**TASK INSTRUCTIONS:**
In the records below, find each line with the word "placeholder" and copy it.

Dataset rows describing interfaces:
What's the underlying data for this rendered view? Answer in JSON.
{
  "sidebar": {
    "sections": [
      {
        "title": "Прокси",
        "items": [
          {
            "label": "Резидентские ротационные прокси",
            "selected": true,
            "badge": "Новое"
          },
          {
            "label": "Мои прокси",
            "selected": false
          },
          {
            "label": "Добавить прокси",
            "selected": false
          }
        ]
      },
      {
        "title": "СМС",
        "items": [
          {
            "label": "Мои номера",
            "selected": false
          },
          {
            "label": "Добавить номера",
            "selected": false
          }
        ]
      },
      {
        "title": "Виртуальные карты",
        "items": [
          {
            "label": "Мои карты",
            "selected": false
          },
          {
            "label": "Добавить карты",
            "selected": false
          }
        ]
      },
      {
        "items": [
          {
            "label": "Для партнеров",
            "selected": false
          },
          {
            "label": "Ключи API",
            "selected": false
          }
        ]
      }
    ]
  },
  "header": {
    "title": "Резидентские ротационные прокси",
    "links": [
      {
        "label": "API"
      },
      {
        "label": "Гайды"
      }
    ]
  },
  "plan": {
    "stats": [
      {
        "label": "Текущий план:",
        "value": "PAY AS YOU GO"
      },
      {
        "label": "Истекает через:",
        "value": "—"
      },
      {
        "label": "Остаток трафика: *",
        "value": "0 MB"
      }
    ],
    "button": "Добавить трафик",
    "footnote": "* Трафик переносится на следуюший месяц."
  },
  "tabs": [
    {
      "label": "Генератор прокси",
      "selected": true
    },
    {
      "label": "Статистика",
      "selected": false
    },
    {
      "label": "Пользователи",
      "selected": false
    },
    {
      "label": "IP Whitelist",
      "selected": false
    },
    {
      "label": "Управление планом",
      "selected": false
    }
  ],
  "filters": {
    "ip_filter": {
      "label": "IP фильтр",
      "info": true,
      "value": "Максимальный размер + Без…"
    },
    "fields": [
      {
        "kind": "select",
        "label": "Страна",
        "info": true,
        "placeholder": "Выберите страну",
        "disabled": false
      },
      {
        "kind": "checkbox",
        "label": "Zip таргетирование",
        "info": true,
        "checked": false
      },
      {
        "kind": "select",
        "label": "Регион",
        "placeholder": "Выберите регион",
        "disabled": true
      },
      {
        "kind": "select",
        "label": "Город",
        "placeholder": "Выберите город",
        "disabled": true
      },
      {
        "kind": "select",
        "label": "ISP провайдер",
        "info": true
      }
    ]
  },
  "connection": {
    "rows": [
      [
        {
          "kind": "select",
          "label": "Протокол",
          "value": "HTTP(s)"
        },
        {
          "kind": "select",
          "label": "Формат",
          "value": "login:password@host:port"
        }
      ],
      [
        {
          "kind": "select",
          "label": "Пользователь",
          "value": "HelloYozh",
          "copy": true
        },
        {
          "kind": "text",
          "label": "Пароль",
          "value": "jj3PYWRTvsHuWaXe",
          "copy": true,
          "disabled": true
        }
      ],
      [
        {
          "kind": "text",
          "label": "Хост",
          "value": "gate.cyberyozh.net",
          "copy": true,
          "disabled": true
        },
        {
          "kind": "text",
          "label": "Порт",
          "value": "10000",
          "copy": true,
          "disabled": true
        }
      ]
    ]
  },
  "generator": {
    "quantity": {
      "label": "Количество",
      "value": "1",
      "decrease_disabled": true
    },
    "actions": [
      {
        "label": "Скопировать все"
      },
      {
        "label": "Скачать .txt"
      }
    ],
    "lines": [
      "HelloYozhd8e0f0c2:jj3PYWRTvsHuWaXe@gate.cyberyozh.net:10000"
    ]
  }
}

**REPLY TO THE EXERCISE:**
        "placeholder": "Выберите страну",
        "placeholder": "Выберите регион",
        "placeholder": "Выберите город",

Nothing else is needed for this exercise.